  6. What is the key for successful customer interactions, bearing in mind what is going to be an increased focus on this subject, arising from the forthcoming consultation that, according to the Gambling Commission’s calendar of consultations, will run from February to May this year?
  7. What would be the consequence on the online gambling sector in particular of compulsory customer affordability checks in line with the Gambling Commission’s stated intention last September to consult at a later date on a proposal that licensees have to set mandatory account limits on customers’ gambling activity which can only be changed once the licensee has verified further information about the customer?
  8. As outcomes-focussed guides, are the Gambling Commission’s AML guidance and POCA advice fit for purpose or would more prescriptive requirements achieve greater levels of compliance?
  9. Collaboration – the Gambling Commission’s current call to action – how can operators, trade associations, financial institutions, law enforcement agencies and regulators work together better to achieve the standards the Commission expects?
  10. Why isn’t the Gambling Commission represented on the newly established Economic Crime Strategic Board, bearing in mind participation on that body of the NCA and regulators/representatives of the banking, accounting, solicitors and estate agent sectors?
  11. Will gambling with Bitcoin and other crypto-currencies ever pass the AML test in the UK?
  12. With both a 5th and 6th Anti-Money Laundering Directive on the horizon, what is involved and when will it happen?

UPDATE: In relation to point 7 above, just two days after the conference, Experian announced its launch of “the first affordability check for gaming websites”, designed to assist in ensuring that people gamble in an affordable manner.

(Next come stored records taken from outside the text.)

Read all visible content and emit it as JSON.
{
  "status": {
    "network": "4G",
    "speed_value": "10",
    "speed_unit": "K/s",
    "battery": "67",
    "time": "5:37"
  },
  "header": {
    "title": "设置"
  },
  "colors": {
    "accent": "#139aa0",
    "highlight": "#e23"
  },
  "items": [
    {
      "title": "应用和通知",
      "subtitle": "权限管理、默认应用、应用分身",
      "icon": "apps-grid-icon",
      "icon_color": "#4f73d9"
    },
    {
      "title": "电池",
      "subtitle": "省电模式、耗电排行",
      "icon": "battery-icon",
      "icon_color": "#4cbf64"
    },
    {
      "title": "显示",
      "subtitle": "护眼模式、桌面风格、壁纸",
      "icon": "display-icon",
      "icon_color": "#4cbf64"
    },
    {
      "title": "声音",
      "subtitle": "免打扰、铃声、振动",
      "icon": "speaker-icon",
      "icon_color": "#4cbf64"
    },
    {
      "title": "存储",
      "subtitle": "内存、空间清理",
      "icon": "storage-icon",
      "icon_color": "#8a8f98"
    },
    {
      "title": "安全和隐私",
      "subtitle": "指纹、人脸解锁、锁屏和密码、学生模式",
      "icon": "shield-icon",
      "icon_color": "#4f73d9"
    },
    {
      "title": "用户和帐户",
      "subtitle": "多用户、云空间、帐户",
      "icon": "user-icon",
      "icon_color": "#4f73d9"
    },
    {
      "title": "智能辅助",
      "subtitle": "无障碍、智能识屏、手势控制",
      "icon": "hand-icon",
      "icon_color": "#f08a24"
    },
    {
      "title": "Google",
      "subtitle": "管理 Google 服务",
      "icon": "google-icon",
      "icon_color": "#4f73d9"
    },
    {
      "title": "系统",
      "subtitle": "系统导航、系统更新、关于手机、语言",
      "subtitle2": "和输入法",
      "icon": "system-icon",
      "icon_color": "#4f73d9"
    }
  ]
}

According to  Experian’s press release (that can be downloaded below), the Rank Group will be embarking upon a proof-of-concept trial of the service, launching in the next few weeks.